Rosebud, a Christian, lesbian and midwife who works for the government hospital, leads an informal group of Catholic lesbians. It started among fellow lesbians at her church, but women from other churches are discovering her group. She currently has members from the Anglican, Presbyterian as well Pentecostal churches. Although the group is based in Accra, it is growing to be Ghana wide. They have not given the group a name, but come together once a month to pray and listen to each other’s stories. With little support from their churches on the issues that their sexuality raises in society, the group has become their only means of support as they discuss and help each other on LGBT issues. They organize parties and social events, but have to be very discrete, so as not to incur the wrath of the authorities.
Rosebud thinks that in a homophobic society, “the churches should be the first places to welcome LGBT people, not persecute them.” She commented that lesbians cannot immediately identify each other, “people usually become friends first, and then when it is appropriate, a friend will ‘come out’.” She was not aware of the on-going Family Synod in the Catholic Church, explaining that in Ghana people only hear what the church leaders want them to hear. “Church matters are conveyed in an authoritarian manner as orders rather than issues up for discussion.“ Although the internet is available in Ghana, it is not cheap and frequent electricity blackouts make its use problematic for many people − making international media unavailable to most.
Rosebud has a son who is 14 years old. She has brought him up a Catholic and feels strongly that the church should see her and her son as a normal family, despite the fact she is a lesbian. “I know that God loves me. If I was standing face to face with any of the bishops who preach discrimination against LGBT people, I would look them in the eyes and tell them that I did not choose my sexuality.” She believes that God made her gay and trying to change her sexuality is like changing the will of God.1
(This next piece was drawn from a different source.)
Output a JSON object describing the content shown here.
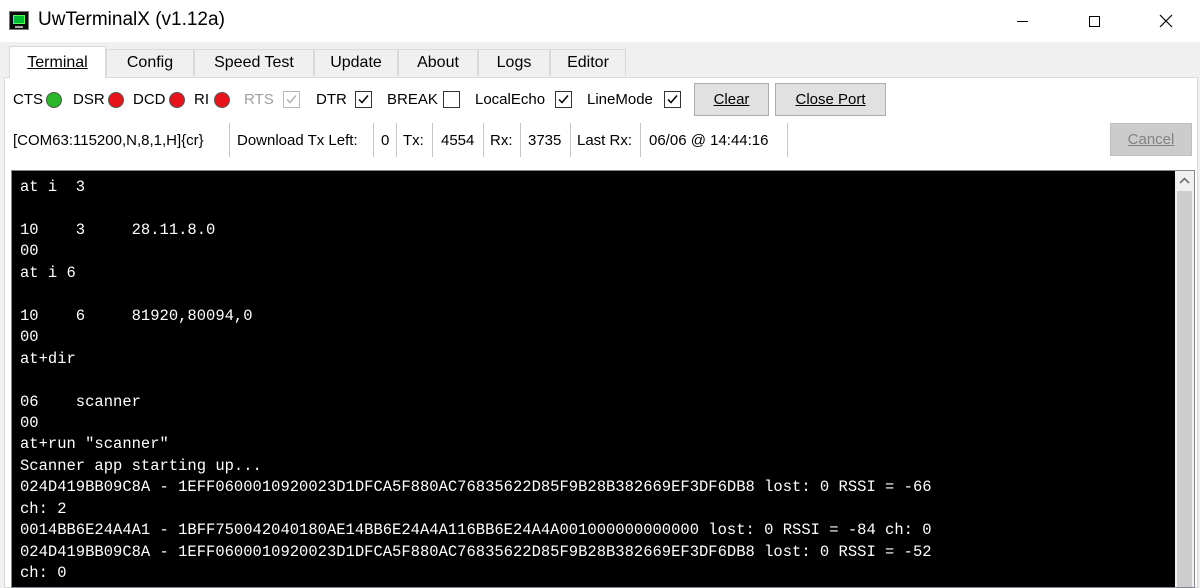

Still in Ghana, I met Kelly, who identifies himself as a Christian Charismatic, bisexual man. Kelly let me record him, and concluded by telling me that he hopes support and education can be given to Ghana’s LGBT community, and particularly education regarding blackmail. Blackmail of LGBT people is on the rise because of an increase in the use of gay dating websites. Sometimes people pretend to be LGBT online, setup a victim and then blackmail them for money. With unemployment on the rise, youths in Ghana are being driven to raise money in this manner and sometimes, even LGBT people have raised money in this way. Sometimes the Ghana police have gone undercover to trap and arrest LGBT people in a similar manner. He said that the decriminalisation of homosexuality would be the best way forward to providing safety for LGBT people, but he has no idea how it can be achieved. He also thinks that education in areas of inclusive theology would be useful for the Ghanaian context.